Parent Interventions: Don't Let Children Drink Too Much Juice, Sugar Water With Little Nutrients  |  Technology Inceptions: Low-Cost Tissue Freezing Device to Help In Breast Cancer Treatment  |  Science Innovations: Exomoons May Become Quasi-planets  |  Science Innovations: Blue Tongue Lizard Babies As Clever as Adults  |  Parent Interventions: Quality Sleep for Teen Health   |  Technology Inceptions: MIT Develops Artificial 'Muscles' Based on Fibers  |  Career News: UGC-NET June 2019 Results Announced  |  International Edu News: Varsities of G-7 countries form alliance  |  National Edu News: IIITD&M to host world meet on energy  |  Science Innovations: Predictive Data to Help Cancer Patients Know Progress of Treatment  |  Technology Inceptions: DNA Data Storage, Social Robots to Metalenses-Top 10 Emerging Technologies   |  Career News: Civil Services Prelims 2019 Results Published  |  Health Monitor: E-Tattoo To Monitor Your Heart  |  Science Innovations: Making Fertiliser from Brewery Wastewater  |  Teacher Insights: Posterior Parietal Cortex Plays Crucial Role in Processing of Visual Stimuli  |  
  • Pallikkutam Magazine
  • Companion Magazine
  • Mentor
  • Smart Board
  • Pallikkutam Publications

April 02, 2018 Monday 01:13:07 PM IST

Effective Parenting Strategies To Reduce Disruptive Behaviour

Parent Interventions

Most parenting programmes aim to teach parents how to reduce disruptive behaviour in their children. A new research looked at more than 150 studies of these programmes, identifying differences that worked best according to whether or not children already showed behavioural problems.

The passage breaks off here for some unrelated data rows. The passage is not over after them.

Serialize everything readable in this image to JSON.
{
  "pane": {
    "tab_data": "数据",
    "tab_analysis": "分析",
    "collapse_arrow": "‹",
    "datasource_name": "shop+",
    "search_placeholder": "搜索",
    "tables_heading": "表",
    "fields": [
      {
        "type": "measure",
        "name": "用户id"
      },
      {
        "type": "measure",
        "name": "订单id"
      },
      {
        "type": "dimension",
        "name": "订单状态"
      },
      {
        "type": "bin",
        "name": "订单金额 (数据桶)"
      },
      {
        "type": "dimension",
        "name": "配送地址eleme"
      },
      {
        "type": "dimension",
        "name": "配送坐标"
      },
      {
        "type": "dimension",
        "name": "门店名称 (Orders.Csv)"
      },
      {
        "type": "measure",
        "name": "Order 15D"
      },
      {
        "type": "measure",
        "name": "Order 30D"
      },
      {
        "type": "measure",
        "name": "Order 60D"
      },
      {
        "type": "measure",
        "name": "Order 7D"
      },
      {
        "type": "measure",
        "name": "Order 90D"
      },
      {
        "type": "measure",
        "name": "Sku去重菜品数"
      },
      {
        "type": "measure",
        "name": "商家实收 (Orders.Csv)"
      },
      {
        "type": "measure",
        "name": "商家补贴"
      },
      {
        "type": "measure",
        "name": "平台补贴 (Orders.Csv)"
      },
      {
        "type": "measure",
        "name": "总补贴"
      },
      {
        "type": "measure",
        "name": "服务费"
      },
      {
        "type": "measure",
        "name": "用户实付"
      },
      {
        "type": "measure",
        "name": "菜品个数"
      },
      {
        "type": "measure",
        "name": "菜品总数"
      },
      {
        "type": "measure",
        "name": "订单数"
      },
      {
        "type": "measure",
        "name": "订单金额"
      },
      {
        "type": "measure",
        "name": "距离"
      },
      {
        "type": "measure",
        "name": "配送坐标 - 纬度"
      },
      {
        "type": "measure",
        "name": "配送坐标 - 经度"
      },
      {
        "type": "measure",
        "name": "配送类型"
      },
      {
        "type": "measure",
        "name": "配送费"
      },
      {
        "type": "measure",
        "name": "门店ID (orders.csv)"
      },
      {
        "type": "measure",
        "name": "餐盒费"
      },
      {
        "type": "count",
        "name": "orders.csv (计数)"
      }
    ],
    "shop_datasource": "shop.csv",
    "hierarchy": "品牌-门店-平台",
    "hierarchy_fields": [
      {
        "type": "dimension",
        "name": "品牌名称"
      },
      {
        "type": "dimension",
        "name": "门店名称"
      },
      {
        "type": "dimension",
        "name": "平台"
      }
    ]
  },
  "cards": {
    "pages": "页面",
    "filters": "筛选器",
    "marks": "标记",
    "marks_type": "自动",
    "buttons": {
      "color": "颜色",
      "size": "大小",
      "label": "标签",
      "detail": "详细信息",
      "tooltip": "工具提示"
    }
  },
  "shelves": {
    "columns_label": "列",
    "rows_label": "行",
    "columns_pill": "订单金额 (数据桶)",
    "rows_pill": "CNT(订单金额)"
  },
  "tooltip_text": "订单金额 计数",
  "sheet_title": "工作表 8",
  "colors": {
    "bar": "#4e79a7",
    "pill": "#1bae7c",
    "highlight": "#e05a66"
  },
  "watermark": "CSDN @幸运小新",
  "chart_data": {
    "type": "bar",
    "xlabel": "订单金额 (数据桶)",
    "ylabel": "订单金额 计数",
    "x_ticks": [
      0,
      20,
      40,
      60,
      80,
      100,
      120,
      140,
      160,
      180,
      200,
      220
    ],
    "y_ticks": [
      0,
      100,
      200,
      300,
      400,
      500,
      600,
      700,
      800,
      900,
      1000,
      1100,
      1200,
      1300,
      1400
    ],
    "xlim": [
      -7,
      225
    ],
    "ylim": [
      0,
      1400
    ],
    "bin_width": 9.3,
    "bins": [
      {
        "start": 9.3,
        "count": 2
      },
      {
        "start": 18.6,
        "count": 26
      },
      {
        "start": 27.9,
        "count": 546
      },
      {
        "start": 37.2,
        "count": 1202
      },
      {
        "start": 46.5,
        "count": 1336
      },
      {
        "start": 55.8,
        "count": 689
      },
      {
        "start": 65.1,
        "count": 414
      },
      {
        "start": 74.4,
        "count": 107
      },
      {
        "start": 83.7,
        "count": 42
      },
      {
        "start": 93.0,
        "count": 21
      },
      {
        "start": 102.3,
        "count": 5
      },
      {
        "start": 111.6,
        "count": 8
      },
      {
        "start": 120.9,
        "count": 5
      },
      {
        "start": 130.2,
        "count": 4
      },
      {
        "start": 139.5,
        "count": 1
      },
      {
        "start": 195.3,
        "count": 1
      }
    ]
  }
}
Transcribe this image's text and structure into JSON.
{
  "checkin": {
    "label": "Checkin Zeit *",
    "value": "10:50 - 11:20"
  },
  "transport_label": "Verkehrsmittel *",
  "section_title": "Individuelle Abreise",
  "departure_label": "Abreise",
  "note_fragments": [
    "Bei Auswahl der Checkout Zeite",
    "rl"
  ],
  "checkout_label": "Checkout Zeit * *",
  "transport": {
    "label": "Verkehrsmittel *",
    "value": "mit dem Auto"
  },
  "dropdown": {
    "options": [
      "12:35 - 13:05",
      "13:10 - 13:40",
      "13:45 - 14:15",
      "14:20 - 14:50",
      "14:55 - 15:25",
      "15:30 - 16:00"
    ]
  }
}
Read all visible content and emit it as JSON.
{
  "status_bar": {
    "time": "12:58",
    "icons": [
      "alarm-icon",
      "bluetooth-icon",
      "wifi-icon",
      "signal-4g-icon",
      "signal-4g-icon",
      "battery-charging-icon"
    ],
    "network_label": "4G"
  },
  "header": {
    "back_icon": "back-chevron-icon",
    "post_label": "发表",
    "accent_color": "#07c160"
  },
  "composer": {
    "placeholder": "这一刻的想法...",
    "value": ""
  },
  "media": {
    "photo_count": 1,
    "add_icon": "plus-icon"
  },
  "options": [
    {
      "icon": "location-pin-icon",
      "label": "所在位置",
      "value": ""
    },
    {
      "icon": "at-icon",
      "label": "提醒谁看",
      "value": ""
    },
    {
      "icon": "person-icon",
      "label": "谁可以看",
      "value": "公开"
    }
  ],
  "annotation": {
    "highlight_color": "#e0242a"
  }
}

The study was conducted at the University of Amsterdam, Cardiff University, University of Oxford, and Utrecht University. “We found that when severely disruptive behaviour had already emerged in children, a combination of teaching parents how to manage behaviour along with relationship-building strategies was more effective than just teaching parents how to manage behaviour,” explains Patty Leijten, Assistant Professor of Child Development at the University of Amsterdam, who led the study.

Severely disruptive behaviour was clinically defined as “openly uncooperative and hostile behaviour, including frequent temper tantrums, excessive arguing with adults, and deliberate attempts to annoy or upset others”. Behaviour management strategies include “praise to increase positive behaviour and negative consequences like timeouts to reduce disruptive behaviour”. Relationship-building strategies, the study suggested, include encouraging parents to be sensitive to their children’s needs.



Comments